**INSTRUCTIONS TO FOLLOW**
Only lines containing "hora" belong in the answer, each copied from the entries below.

[Component data from apps and pages]
● ● ●

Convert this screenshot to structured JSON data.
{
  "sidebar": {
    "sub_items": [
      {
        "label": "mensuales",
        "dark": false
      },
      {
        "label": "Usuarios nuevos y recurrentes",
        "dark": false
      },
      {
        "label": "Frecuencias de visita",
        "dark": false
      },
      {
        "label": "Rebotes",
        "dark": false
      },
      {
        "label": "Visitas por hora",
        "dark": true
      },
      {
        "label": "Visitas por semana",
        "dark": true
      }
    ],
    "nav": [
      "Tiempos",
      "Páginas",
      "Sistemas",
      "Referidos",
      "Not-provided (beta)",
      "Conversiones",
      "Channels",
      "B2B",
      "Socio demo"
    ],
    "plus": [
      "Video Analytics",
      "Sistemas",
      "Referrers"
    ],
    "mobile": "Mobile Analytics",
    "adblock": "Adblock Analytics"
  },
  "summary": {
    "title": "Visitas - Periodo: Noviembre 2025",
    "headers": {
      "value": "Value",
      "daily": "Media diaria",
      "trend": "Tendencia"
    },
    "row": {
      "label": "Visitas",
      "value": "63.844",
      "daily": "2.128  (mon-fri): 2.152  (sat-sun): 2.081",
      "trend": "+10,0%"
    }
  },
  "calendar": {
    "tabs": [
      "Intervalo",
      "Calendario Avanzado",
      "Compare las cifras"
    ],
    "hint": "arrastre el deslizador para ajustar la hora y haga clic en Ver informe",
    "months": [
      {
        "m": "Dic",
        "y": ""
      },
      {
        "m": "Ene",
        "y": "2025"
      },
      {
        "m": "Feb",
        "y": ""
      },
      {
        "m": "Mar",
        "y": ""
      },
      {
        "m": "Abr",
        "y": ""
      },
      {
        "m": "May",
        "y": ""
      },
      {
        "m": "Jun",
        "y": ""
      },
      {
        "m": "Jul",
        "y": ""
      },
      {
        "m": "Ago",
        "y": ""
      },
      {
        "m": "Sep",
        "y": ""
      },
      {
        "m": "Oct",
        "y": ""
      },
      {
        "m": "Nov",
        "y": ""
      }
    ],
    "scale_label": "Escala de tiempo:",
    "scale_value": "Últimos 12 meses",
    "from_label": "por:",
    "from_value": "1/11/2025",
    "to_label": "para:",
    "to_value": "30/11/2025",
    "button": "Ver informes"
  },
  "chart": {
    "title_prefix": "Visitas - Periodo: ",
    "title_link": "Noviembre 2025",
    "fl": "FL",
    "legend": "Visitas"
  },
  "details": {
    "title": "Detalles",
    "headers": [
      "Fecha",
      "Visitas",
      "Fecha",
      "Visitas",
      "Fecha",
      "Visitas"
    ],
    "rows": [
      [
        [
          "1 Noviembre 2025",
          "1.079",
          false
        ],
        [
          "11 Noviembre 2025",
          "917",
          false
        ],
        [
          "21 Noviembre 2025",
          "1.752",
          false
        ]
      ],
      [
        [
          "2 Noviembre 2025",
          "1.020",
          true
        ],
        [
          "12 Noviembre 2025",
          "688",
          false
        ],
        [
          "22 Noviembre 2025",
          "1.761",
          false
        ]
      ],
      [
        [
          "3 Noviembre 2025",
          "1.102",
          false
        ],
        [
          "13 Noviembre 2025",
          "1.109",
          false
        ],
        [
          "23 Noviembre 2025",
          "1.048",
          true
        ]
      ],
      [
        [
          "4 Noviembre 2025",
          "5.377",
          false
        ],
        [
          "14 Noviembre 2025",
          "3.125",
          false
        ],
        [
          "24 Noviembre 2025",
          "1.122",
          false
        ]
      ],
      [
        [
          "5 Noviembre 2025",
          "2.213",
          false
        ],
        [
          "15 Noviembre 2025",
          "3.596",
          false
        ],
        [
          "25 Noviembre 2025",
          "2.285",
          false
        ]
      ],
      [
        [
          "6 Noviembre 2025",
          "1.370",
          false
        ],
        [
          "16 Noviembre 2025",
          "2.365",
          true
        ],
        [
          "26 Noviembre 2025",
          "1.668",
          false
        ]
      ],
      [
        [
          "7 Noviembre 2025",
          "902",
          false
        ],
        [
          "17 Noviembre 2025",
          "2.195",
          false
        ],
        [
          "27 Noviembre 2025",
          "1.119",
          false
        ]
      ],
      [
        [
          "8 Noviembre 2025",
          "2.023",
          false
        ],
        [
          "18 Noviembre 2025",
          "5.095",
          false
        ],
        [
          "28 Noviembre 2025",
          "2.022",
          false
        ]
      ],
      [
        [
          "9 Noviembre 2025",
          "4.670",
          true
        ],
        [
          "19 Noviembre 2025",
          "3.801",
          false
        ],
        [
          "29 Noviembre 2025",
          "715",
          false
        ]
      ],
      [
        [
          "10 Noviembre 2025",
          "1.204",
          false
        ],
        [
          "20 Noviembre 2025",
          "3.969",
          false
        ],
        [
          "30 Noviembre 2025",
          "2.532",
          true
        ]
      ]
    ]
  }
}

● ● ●

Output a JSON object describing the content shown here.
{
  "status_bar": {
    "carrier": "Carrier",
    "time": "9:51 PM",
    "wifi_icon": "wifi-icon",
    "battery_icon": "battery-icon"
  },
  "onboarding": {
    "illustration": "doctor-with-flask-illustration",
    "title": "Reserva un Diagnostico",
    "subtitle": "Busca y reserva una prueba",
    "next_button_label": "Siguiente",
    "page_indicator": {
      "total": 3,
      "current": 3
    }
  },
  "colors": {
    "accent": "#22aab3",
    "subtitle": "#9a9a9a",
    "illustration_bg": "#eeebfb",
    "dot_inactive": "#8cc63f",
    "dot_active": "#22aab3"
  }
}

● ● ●

**ANSWER TO THIS PROBLEM**
        "label": "Visitas por hora",
    "hint": "arrastre el deslizador para ajustar la hora y haga clic en Ver informe",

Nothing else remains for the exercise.